TRY IT ▸ Go line by line through the data and copy those with the word "value".

(DATA FOR ANALYSIS begins)

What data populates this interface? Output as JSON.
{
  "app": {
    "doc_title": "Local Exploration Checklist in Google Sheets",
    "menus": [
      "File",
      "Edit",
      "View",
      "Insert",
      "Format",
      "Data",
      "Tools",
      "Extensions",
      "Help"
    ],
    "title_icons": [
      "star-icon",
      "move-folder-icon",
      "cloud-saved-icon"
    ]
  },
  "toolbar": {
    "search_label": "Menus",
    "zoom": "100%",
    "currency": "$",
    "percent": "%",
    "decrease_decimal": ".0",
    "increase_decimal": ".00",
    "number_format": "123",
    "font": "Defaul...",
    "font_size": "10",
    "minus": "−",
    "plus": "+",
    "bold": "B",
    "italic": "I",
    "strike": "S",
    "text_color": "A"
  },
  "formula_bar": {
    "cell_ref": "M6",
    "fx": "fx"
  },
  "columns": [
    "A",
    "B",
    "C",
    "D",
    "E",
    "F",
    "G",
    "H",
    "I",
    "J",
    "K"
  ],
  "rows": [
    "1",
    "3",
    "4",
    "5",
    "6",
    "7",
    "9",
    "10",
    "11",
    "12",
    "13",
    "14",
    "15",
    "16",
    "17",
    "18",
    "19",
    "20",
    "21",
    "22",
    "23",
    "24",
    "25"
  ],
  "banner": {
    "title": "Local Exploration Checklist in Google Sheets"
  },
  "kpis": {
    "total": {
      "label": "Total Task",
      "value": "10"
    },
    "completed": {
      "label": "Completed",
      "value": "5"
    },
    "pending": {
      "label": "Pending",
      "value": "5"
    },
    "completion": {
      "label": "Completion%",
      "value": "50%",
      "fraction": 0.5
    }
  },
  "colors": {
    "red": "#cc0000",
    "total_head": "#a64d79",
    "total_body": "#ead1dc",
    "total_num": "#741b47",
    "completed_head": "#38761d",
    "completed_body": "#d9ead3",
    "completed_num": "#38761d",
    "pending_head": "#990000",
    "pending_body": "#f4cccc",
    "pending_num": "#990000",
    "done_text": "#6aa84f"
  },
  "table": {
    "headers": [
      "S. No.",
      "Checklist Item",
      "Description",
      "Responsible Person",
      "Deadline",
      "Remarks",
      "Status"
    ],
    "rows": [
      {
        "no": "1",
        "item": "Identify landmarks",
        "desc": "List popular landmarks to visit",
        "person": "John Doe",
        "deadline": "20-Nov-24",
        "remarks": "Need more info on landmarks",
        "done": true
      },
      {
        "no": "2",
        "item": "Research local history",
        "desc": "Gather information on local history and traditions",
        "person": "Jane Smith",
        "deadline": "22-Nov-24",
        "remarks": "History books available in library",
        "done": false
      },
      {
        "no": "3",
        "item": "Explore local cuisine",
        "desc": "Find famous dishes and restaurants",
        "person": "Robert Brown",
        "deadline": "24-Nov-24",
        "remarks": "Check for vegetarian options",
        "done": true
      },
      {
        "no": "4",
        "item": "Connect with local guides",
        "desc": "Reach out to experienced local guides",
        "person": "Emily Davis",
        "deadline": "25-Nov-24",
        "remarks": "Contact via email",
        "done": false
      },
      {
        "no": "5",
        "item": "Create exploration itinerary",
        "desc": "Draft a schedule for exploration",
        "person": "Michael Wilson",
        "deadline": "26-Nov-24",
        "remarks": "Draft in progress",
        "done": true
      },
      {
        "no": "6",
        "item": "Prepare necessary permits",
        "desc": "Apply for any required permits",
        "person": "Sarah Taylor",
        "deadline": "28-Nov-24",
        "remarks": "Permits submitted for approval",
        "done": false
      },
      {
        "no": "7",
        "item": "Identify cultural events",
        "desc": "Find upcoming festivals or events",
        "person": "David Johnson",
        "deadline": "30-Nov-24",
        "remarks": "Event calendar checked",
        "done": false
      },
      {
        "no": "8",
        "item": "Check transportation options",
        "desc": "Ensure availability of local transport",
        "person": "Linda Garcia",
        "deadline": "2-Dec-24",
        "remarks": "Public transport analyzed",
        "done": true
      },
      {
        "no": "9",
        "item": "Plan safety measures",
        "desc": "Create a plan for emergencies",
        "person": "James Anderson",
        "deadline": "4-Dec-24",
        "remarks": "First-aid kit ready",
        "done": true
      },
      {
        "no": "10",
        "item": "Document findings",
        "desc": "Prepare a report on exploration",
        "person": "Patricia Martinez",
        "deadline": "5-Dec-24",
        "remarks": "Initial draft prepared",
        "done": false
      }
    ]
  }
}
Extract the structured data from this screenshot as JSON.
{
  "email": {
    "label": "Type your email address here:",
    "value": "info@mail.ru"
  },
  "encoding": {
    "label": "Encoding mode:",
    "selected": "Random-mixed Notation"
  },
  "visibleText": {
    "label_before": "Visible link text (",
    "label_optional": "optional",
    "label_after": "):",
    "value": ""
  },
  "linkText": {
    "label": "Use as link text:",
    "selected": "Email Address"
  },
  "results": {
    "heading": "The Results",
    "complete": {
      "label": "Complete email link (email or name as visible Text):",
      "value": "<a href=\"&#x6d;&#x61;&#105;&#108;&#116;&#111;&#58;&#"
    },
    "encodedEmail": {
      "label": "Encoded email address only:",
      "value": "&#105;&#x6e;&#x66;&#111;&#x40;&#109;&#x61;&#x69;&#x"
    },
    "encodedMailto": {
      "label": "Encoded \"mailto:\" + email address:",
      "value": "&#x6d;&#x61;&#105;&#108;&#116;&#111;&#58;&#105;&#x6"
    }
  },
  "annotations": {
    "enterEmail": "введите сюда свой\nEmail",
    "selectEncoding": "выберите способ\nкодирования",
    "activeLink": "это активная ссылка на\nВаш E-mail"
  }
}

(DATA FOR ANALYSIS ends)

COMPLETED EXERCISE ▸
      "value": "10"
      "value": "5"
      "value": "5"
      "value": "50%",
    "value": "info@mail.ru"
    "value": ""
      "value": "<a href=\"&#x6d;&#x61;&#105;&#108;&#116;&#111;&#58;&#"
      "value": "&#105;&#x6e;&#x66;&#111;&#x40;&#109;&#x61;&#x69;&#x"
      "value": "&#x6d;&#x61;&#105;&#108;&#116;&#111;&#58;&#105;&#x6"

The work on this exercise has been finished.